The One and Only Real True Santa: A Memoir — Spillwords

Thank you, Spillwords, for publishing my short memoir for your Twelve Days of Christmas series!

Featured Image: one of my collages

Healing · Memoir · Mother Earth · Publication · Silver Birch Press · Writing

Instituto Terra by Barbara Leonhard (HOW TO HEAL THE EARTH Series)

Painting: DEER IN THE FOREST by Franz Marc (1913).

Thank you, Silver Birch Press!

Instituto Terra by Barbara Leonhard “Nature is the earth and it is other beings and if we don’t have some kind of spiritual return to our planet, I …

Instituto Terra by Barbara Leonhard (HOW TO HEAL THE EARTH Series)
Anti-Heroin Chic · Memoir · My Mother · Poem · Poetry: The Memoir of the Soul · Publication

“Mother’s Light” – Up in Anti-Heroin Chic

My gratitude to the editors of Anti-Heroin Chic for publishing a poem of mine in this month’s issue.

http://heroinchic.weebly.com/blog/poetry-by-barbara-harris-leonhard

Free Verse Revolution · Healing · Honors · Memoir · Podcasts · Poetry · Poetry: The Memoir of the Soul · Writing

Poet Weaver

I am a poet weaver.
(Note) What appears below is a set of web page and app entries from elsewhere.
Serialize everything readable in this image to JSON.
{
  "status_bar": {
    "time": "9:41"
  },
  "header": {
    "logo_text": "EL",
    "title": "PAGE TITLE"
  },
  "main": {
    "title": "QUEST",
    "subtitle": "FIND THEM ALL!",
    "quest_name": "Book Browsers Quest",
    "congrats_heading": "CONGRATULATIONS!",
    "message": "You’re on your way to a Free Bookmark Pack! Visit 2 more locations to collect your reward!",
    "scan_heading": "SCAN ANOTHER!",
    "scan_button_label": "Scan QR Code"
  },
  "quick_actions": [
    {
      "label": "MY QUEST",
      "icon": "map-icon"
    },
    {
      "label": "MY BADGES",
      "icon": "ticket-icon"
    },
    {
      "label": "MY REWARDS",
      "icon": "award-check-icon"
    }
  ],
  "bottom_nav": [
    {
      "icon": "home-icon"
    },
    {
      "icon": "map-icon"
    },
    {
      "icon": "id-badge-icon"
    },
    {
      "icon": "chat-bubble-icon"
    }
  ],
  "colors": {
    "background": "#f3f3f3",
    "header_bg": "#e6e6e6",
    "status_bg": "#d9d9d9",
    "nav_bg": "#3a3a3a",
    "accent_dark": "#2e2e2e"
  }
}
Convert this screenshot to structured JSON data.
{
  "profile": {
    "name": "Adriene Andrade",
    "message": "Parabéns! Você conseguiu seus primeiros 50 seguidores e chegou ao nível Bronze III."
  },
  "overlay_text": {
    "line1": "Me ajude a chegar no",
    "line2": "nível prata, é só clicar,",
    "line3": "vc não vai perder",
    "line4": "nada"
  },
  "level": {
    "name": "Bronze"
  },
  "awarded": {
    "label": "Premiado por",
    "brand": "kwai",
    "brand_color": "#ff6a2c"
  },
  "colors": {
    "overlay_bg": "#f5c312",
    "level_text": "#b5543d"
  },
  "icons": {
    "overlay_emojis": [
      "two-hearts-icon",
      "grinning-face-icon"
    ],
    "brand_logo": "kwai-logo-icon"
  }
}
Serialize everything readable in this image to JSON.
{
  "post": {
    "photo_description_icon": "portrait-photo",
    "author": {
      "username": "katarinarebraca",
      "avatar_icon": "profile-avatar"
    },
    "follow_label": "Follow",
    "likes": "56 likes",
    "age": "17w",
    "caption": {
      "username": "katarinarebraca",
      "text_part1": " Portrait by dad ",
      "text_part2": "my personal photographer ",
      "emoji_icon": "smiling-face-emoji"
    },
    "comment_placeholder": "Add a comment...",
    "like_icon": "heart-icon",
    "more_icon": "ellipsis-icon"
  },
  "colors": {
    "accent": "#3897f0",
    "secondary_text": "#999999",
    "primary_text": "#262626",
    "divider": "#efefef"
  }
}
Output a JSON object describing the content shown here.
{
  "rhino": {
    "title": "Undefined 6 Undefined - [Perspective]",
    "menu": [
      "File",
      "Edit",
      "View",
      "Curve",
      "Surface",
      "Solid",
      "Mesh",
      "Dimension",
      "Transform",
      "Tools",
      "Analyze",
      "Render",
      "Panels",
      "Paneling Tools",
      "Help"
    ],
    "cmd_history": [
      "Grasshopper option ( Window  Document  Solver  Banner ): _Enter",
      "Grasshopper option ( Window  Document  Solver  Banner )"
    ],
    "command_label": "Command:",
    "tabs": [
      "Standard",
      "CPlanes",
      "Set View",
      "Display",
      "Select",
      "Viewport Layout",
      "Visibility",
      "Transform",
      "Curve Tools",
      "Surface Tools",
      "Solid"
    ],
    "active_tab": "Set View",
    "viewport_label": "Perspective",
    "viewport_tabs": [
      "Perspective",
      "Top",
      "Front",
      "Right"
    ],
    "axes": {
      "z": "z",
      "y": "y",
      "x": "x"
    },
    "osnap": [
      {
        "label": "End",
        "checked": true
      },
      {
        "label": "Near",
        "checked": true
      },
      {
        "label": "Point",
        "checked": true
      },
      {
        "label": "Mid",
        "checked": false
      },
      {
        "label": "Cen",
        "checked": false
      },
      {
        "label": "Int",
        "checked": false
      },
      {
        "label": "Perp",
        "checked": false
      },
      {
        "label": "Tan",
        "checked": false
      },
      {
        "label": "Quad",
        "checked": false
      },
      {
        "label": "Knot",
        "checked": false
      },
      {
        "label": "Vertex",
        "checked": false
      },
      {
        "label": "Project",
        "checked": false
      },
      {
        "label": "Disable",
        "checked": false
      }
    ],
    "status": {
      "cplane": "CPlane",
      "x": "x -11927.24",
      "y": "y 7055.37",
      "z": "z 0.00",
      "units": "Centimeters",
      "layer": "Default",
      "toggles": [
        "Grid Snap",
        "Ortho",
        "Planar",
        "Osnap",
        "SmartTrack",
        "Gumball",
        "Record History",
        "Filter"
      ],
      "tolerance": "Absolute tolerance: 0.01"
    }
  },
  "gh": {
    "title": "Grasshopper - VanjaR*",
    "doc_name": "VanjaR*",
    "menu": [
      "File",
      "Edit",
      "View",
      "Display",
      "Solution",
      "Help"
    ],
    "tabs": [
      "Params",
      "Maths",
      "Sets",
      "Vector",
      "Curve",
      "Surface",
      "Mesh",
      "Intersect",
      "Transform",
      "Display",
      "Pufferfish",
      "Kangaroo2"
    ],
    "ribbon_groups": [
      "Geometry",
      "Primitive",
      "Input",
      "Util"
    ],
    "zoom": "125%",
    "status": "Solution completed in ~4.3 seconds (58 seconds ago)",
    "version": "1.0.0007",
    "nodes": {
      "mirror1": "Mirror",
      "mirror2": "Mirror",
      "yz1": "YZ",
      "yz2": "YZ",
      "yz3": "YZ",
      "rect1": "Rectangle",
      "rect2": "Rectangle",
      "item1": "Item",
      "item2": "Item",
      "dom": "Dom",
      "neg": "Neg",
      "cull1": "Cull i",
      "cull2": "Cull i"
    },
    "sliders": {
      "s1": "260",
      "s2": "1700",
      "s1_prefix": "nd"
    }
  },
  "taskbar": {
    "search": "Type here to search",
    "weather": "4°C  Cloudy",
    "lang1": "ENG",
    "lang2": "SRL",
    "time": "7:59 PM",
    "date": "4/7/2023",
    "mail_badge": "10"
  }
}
Many of my poems are spiritual, for I love going within to excavate the bits of my soul that need reassembly into words. As a sunshine weaver, I’m also a collagist, assembling snippets of images into a new whole with deep meaning. Each collage is a poem.

My poetry weaves together the metaphysical, metaphorical, magical, and mystical around grief, loss, love, and forgiveness. I believe healing words are so needed at this time. It is empowering to read poetry aloud, so I also started a poetry podcast on Podbean called Poetry: The Memoir of the Soul. meelosmom.podbean.com

I have compiled a poetry collection called Three-Penny Memories: A Poetic Memoir, which is about me and my mother, who passed from complications related to Alzheimer’s in 2016. Our lives were woven together in amazing symmetry, like a collage, around our mother wounds, our near deaths, and losses that impacted our relationship. I am looking for a publisher for the book and am investing in entering some contests.

Meanwhile, I am submitting poems from it with some success. One poem, “Cooking a Life with a Wire Spine” was published as a featured work on Spillwords, and in August 2021, was nominated as Publication of the Month. Also, in September 2021, Free Verse Revolution: A literary magazine, published two other poems from my collection, “Hestia for Hire” and “Mermother: A Rogue Dream Poem”. Kristiana Reed, the editor of Free Verse Revolution: A literary magazine, kindly writes in an email, “The portrayal of a parent/child relationship in both pieces was incredibly raw and moving.”

It is humbling that my poetry is getting recognized in other ways. In the anthology Well-Versed 2021 (available on amazon.com), “Picasso Dreams Broken Glass” won Third-Place in Poetry and “From Your Son” received Honorary Mention.

I’m married and have two rescued male cats, Saga and Jasper. My husband Dierik is a musician of Bluegrass, Cajun, and Country music. He’s also a wonderful music teacher.

Catch me at…
Poetry Podcast: meelosmom.podbean.com
Facebook: Barbara Harris Leonhard
Twitter: @Barbara17609138
Instagram: @meelosmom123

Why Extraordinary Sunshine Weaver?

Weaver is Source, who connects all things.
Strings and threads are cloth woven for wear.
Sunshine is Source, who reaches out rays
Like fingers to heat and heal,
To create Spring, spiritual connection,
To nurture Gaia,
To create rain as food,
To dream life,
To forge love
And evolve Source.
Extraordinary is this mystery.
All extends from Source as fingers of light
To nourish and thrive,
And as night falls awake so do all
Return to Source.


Copyright © 2021 Barbara Harris Leonhard

Image: by Jessicajoh on Pixabay


Unless otherwise stated, all published works are the original works of the author and are copyrighted. Contents of the blog may be re-used either for personal or commercial purposes, in part or whole only with permission and the author duly acknowledged with links to the blog embedded.